I was in Rhode Island last week, and a very wonderful friend of mine who is also a pilot offered to take me out for a short flight from North Central Airport in RI to Bedford, MA. We’d planned this trip in advance, and I think my palms started to sweat from the moment he invited me until we landed several weeks later. He’d set our meeting up as a flying lesson wherein I’d actually be in the pilot’s seat with him beside me. After being reassured numerous times that he could control EVERYTHING from his side of the plane and override EVERYTHING I might do wrong, I said I thought it sounded like fun.
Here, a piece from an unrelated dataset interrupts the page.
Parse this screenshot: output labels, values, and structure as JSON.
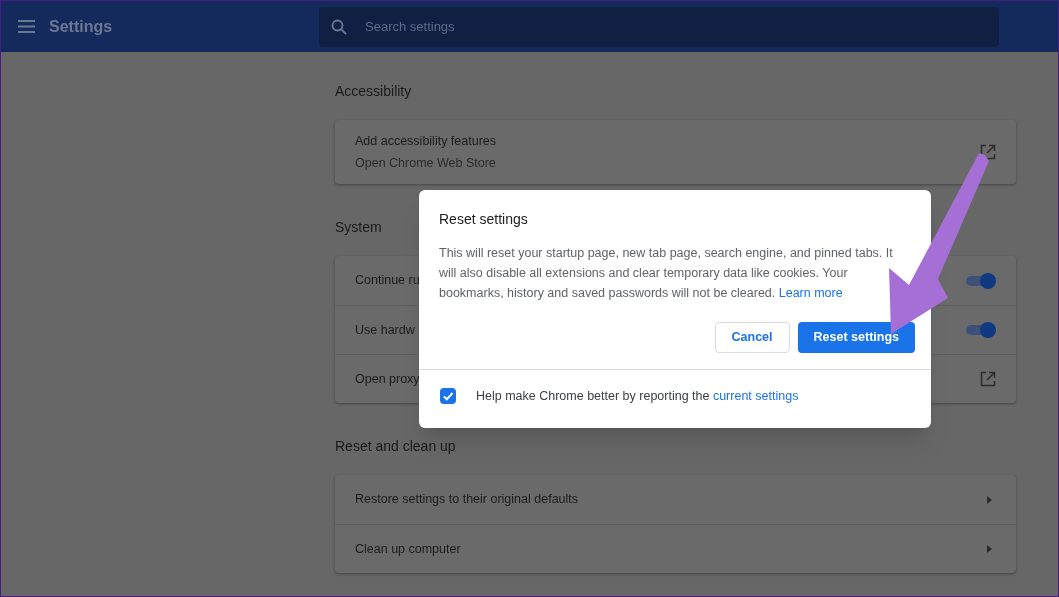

It was a gorgeous late spring day, and we commenced all the safety checks. We peered under the body, we checked the fuel level in each wing, we examined the tires, and we even played with the pitot tubes. The only thing I really screwed up at that point was placing my head inside the propeller field (I can’t remember the technical term for this, but it reverberated as stupid-ass in my head), which is a real faux pas, even if the plane isn’t running. I think I asked too many questions, in part because I was stalling and in part because I found it fascinating…and I listened intently, since I was gonna be in the pilot’s seat. I loved takeoff. What a rush. Whether it’s in a commercial jet or our Cessna Skyhawk, there’s nothing quite like feeling the wheels lift off—that moment when your usual perspective of the world changes by the second. I also really loved all the pilot talk—a very exacting language that probably appeals to me because I am an editor or maybe because everything sounds sexier through a headset. My feet were on the pedals (so happy I could reach them) and my hands were on the yoke (some might call it a death grip) throughout the trip, though I did learn that it’s preferable to fly one-handed to keep the other free…for nail biting, I figured. What a great way to sense the very subtle art of piloting.
My friend kept assuring me that a plane, above all, wants to fly. Our job was simply to help it along. Thanks, Al, for helping it—and me—along.